• WHAT YOU ARE ASKED TO DO
Locate every line in the material below that has the word "sysSecurity". Copy each of those lines.

• SUPPLIED INFORMATION
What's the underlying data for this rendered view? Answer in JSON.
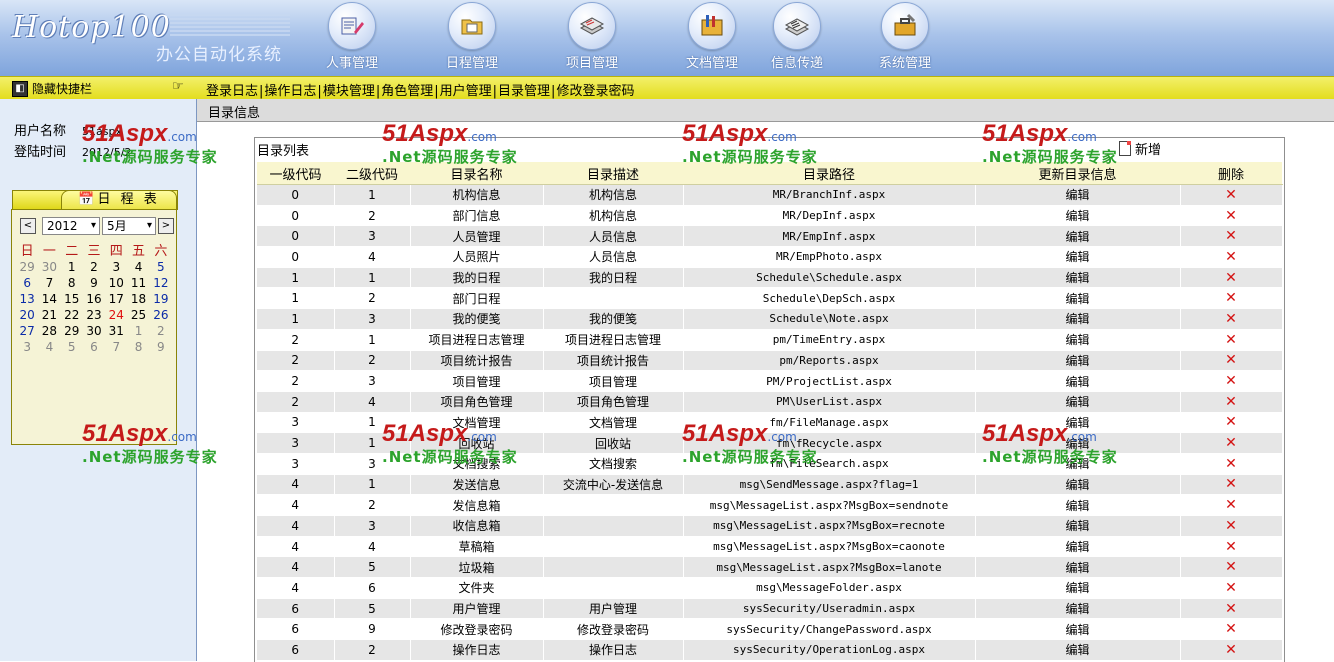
{
  "header": {
    "logo": "Hotop100",
    "subtitle": "办公自动化系统",
    "nav": [
      {
        "label": "人事管理",
        "icon": "personnel-icon"
      },
      {
        "label": "日程管理",
        "icon": "schedule-folder-icon"
      },
      {
        "label": "项目管理",
        "icon": "project-stack-icon"
      },
      {
        "label": "文档管理",
        "icon": "document-tools-icon"
      },
      {
        "label": "信息传递",
        "icon": "message-stack-icon"
      },
      {
        "label": "系统管理",
        "icon": "system-toolbox-icon"
      }
    ]
  },
  "toolbar": {
    "hide_label": "隐藏快捷栏",
    "links": [
      "登录日志",
      "操作日志",
      "模块管理",
      "角色管理",
      "用户管理",
      "目录管理",
      "修改登录密码"
    ]
  },
  "user": {
    "name_label": "用户名称",
    "name_value": "51aspx",
    "time_label": "登陆时间",
    "time_value": "2012/5/2"
  },
  "calendar": {
    "title": "日 程 表",
    "prev": "<",
    "next": ">",
    "year": "2012",
    "month": "5月",
    "weekdays": [
      "日",
      "一",
      "二",
      "三",
      "四",
      "五",
      "六"
    ],
    "weeks": [
      [
        "29",
        "30",
        "1",
        "2",
        "3",
        "4",
        "5"
      ],
      [
        "6",
        "7",
        "8",
        "9",
        "10",
        "11",
        "12"
      ],
      [
        "13",
        "14",
        "15",
        "16",
        "17",
        "18",
        "19"
      ],
      [
        "20",
        "21",
        "22",
        "23",
        "24",
        "25",
        "26"
      ],
      [
        "27",
        "28",
        "29",
        "30",
        "31",
        "1",
        "2"
      ],
      [
        "3",
        "4",
        "5",
        "6",
        "7",
        "8",
        "9"
      ]
    ]
  },
  "main": {
    "title": "目录信息",
    "list_title": "目录列表",
    "add_label": "新增",
    "columns": [
      "一级代码",
      "二级代码",
      "目录名称",
      "目录描述",
      "目录路径",
      "更新目录信息",
      "删除"
    ],
    "edit_label": "编辑",
    "delete_glyph": "✕",
    "rows": [
      [
        "0",
        "1",
        "机构信息",
        "机构信息",
        "MR/BranchInf.aspx"
      ],
      [
        "0",
        "2",
        "部门信息",
        "机构信息",
        "MR/DepInf.aspx"
      ],
      [
        "0",
        "3",
        "人员管理",
        "人员信息",
        "MR/EmpInf.aspx"
      ],
      [
        "0",
        "4",
        "人员照片",
        "人员信息",
        "MR/EmpPhoto.aspx"
      ],
      [
        "1",
        "1",
        "我的日程",
        "我的日程",
        "Schedule\\Schedule.aspx"
      ],
      [
        "1",
        "2",
        "部门日程",
        "",
        "Schedule\\DepSch.aspx"
      ],
      [
        "1",
        "3",
        "我的便笺",
        "我的便笺",
        "Schedule\\Note.aspx"
      ],
      [
        "2",
        "1",
        "项目进程日志管理",
        "项目进程日志管理",
        "pm/TimeEntry.aspx"
      ],
      [
        "2",
        "2",
        "项目统计报告",
        "项目统计报告",
        "pm/Reports.aspx"
      ],
      [
        "2",
        "3",
        "项目管理",
        "项目管理",
        "PM/ProjectList.aspx"
      ],
      [
        "2",
        "4",
        "项目角色管理",
        "项目角色管理",
        "PM\\UserList.aspx"
      ],
      [
        "3",
        "1",
        "文档管理",
        "文档管理",
        "fm/FileManage.aspx"
      ],
      [
        "3",
        "1",
        "回收站",
        "回收站",
        "fm\\fRecycle.aspx"
      ],
      [
        "3",
        "3",
        "文档搜索",
        "文档搜索",
        "fm\\FileSearch.aspx"
      ],
      [
        "4",
        "1",
        "发送信息",
        "交流中心-发送信息",
        "msg\\SendMessage.aspx?flag=1"
      ],
      [
        "4",
        "2",
        "发信息箱",
        "",
        "msg\\MessageList.aspx?MsgBox=sendnote"
      ],
      [
        "4",
        "3",
        "收信息箱",
        "",
        "msg\\MessageList.aspx?MsgBox=recnote"
      ],
      [
        "4",
        "4",
        "草稿箱",
        "",
        "msg\\MessageList.aspx?MsgBox=caonote"
      ],
      [
        "4",
        "5",
        "垃圾箱",
        "",
        "msg\\MessageList.aspx?MsgBox=lanote"
      ],
      [
        "4",
        "6",
        "文件夹",
        "",
        "msg\\MessageFolder.aspx"
      ],
      [
        "6",
        "5",
        "用户管理",
        "用户管理",
        "sysSecurity/Useradmin.aspx"
      ],
      [
        "6",
        "9",
        "修改登录密码",
        "修改登录密码",
        "sysSecurity/ChangePassword.aspx"
      ],
      [
        "6",
        "2",
        "操作日志",
        "操作日志",
        "sysSecurity/OperationLog.aspx"
      ]
    ]
  },
  "watermark": {
    "brand_a": "51Aspx",
    "brand_b": ".com",
    "tagline": ".Net源码服务专家"
  },
  "colors": {
    "accent_yellow": "#e3dd1e",
    "header_blue": "#7fa4dc",
    "delete_red": "#d41212"
  }
}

• ANSWER TO THE EXERCISE
        "sysSecurity/Useradmin.aspx"
        "sysSecurity/ChangePassword.aspx"
        "sysSecurity/OperationLog.aspx"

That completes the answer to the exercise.